Task input:
####
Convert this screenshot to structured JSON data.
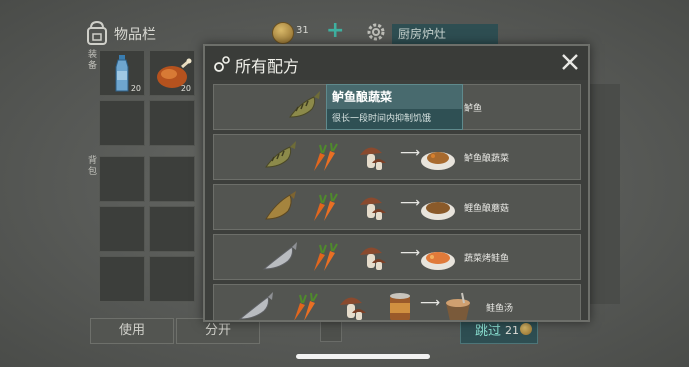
{
  "inventory": {
    "title": "物品栏",
    "coins": "31",
    "location": "厨房炉灶",
    "side_label_top": "装备",
    "side_label_mid": "背包",
    "slots": [
      {
        "item": "water-bottle",
        "count": "20"
      },
      {
        "item": "roasted-chicken",
        "count": "20"
      }
    ],
    "use_label": "使用",
    "split_label": "分开",
    "skip_label": "跳过",
    "skip_cost": "21"
  },
  "modal": {
    "title": "所有配方"
  },
  "tooltip": {
    "title": "鲈鱼酿蔬菜",
    "description": "很长一段时间内抑制饥饿"
  },
  "recipes": [
    {
      "ingredients": [
        "perch-fish"
      ],
      "result_name": "鲈鱼"
    },
    {
      "ingredients": [
        "perch-fish",
        "carrot",
        "mushroom"
      ],
      "result_name": "鲈鱼酿蔬菜"
    },
    {
      "ingredients": [
        "carp-fish",
        "carrot",
        "mushroom"
      ],
      "result_name": "鲤鱼酿蘑菇"
    },
    {
      "ingredients": [
        "salmon-fish",
        "carrot",
        "mushroom"
      ],
      "result_name": "蔬菜烤鲑鱼"
    },
    {
      "ingredients": [
        "salmon-fish",
        "carrot",
        "mushroom",
        "can"
      ],
      "result_name": "鲑鱼汤"
    }
  ],
  "colors": {
    "accent_teal": "#2e4e52",
    "tooltip_bg": "#486a6e",
    "modal_bg": "#3d3f3c"
  }
}
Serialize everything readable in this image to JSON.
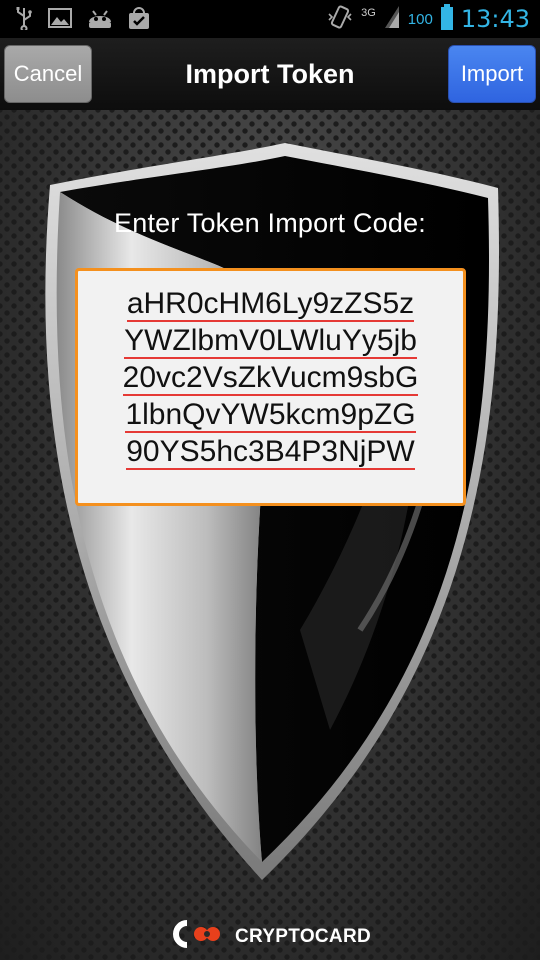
{
  "status_bar": {
    "time": "13:43",
    "battery": "100",
    "network": "3G",
    "icons": [
      "usb-icon",
      "image-icon",
      "android-icon",
      "shopping-bag-icon",
      "vibrate-icon",
      "signal-icon",
      "battery-icon"
    ]
  },
  "header": {
    "title": "Import Token",
    "cancel_label": "Cancel",
    "import_label": "Import"
  },
  "main": {
    "prompt": "Enter Token Import Code:",
    "code_lines": [
      "aHR0cHM6Ly9zZS5z",
      "YWZlbmV0LWluYy5jb",
      "20vc2VsZkVucm9sbG",
      "1lbnQvYW5kcm9pZG",
      "90YS5hc3B4P3NjPW"
    ]
  },
  "brand": {
    "name": "CRYPTOCARD"
  },
  "colors": {
    "accent_blue": "#33b5e5",
    "import_button": "#3a72ea",
    "field_border": "#f4901e",
    "spell_underline": "#e53935"
  }
}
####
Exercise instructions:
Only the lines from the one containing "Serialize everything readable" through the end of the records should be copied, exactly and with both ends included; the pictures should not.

Response area:
Serialize everything readable in this image to JSON.
{
  "status_bar": {
    "time": "13:43",
    "battery": "100",
    "network": "3G",
    "icons": [
      "usb-icon",
      "image-icon",
      "android-icon",
      "shopping-bag-icon",
      "vibrate-icon",
      "signal-icon",
      "battery-icon"
    ]
  },
  "header": {
    "title": "Import Token",
    "cancel_label": "Cancel",
    "import_label": "Import"
  },
  "main": {
    "prompt": "Enter Token Import Code:",
    "code_lines": [
      "aHR0cHM6Ly9zZS5z",
      "YWZlbmV0LWluYy5jb",
      "20vc2VsZkVucm9sbG",
      "1lbnQvYW5kcm9pZG",
      "90YS5hc3B4P3NjPW"
    ]
  },
  "brand": {
    "name": "CRYPTOCARD"
  },
  "colors": {
    "accent_blue": "#33b5e5",
    "import_button": "#3a72ea",
    "field_border": "#f4901e",
    "spell_underline": "#e53935"
  }
}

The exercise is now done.